Don’t Let Your Purchase Max Out Your Card’s Limit

As you ponder which card to swipe for your next big buy, make sure you’ve really thought about the consequences. If you can’t pay off your purchase right away and don’t have an intro APR deal, you could be looking at hundreds of dollars in annual interest fees.

For all that our ancestors had to deal with the literal burden of financing a big purchase, that may have also provided an advantage. By having to carry massive currency to and fro for large purchases, our financial forebears had built-in budget control.

To help keep your spending in perspective, the next time you’re thinking about charging your way into thousands of dollars of debt, consider the size of the cost in silver, instead. If you wouldn’t haul 25 pounds of metal across town to buy it, should you really be purchasing it at all?

Editorial Note: Opinions expressed here are the author's alone, not those of any bank, credit card issuer, airline or hotel chain, and have not been reviewed, approved or otherwise endorsed by any of these entities.

About the Author

Brittney Mayer

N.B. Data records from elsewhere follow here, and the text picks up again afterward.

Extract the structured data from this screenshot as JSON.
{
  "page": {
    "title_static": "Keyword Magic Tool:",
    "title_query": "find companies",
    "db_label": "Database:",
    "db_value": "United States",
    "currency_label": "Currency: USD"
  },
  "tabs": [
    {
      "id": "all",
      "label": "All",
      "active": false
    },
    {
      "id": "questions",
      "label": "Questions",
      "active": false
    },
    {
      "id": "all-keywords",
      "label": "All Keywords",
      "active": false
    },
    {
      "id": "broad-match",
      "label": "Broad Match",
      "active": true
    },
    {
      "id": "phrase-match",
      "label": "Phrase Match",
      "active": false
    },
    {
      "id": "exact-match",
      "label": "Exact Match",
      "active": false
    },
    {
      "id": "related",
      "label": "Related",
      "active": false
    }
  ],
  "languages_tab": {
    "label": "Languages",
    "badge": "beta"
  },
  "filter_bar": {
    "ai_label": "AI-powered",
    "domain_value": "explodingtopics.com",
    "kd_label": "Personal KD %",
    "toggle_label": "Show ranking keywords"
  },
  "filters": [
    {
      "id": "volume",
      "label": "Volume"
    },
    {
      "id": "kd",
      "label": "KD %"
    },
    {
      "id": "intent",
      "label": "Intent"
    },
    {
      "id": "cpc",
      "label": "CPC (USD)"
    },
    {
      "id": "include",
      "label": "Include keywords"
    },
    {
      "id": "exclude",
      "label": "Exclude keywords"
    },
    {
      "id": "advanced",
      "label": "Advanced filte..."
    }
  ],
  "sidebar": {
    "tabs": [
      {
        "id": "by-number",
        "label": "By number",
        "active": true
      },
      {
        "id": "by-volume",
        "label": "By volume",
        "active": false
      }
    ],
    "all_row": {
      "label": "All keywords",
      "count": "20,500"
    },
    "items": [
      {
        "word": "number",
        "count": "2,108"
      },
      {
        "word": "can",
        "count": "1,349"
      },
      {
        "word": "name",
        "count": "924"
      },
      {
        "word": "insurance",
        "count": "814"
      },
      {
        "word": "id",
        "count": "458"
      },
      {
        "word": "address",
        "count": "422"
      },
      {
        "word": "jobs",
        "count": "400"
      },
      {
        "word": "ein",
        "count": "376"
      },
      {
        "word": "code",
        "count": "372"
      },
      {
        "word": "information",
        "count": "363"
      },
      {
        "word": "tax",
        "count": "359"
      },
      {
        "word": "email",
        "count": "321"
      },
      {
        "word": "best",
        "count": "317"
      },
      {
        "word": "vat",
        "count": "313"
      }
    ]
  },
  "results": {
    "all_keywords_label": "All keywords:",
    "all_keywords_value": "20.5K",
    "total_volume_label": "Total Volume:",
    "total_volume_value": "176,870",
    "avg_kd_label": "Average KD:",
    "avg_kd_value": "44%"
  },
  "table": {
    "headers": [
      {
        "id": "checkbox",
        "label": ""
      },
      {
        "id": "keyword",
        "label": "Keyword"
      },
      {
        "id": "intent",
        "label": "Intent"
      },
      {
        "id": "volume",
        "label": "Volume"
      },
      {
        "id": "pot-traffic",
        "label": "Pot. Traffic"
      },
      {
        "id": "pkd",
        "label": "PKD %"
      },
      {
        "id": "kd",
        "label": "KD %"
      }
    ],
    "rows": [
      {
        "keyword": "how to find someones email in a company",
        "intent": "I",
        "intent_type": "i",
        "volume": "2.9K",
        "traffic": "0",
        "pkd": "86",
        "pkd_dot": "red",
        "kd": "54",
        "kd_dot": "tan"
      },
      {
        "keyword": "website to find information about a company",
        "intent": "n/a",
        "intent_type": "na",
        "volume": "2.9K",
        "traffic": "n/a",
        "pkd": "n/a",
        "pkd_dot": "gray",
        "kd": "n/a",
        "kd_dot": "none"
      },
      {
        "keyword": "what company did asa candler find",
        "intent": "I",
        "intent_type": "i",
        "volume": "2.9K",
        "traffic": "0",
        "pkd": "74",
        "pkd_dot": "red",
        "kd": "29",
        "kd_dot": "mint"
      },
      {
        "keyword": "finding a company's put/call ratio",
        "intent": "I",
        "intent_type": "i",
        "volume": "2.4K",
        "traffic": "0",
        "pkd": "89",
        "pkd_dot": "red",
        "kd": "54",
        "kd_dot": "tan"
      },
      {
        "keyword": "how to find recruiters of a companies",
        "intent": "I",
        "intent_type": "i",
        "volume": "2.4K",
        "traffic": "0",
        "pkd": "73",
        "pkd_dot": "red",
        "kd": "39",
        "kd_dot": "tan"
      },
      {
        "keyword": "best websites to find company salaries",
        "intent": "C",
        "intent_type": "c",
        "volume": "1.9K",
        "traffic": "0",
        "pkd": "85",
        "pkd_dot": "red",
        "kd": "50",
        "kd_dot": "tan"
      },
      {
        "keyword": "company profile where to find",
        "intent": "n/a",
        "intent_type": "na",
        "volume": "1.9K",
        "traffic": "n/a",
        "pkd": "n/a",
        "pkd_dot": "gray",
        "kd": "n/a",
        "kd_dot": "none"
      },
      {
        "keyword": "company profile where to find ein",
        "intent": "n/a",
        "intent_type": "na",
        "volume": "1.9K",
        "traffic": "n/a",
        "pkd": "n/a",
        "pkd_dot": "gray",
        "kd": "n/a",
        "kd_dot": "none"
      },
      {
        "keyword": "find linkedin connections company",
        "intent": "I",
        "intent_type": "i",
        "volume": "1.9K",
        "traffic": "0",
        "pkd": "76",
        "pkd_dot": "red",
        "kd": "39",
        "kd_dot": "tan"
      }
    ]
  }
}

Brittney Mayer is a contributing editor for CardRates.com, where she uses her extensive research background to write comprehensive consumer guides and in-depth company profiles. Leveraging her vast knowledge of the financial industry, Brittney’s work can be found on websites such as the National Foundation for Credit Counseling, US News & World Report, CreditRepair.com, Lexington Law, BadCredit.org, and CreditCards.com, among others. Brittney specializes in translating complex financial jargon and ideas into readable, actionable advice on lending best practices.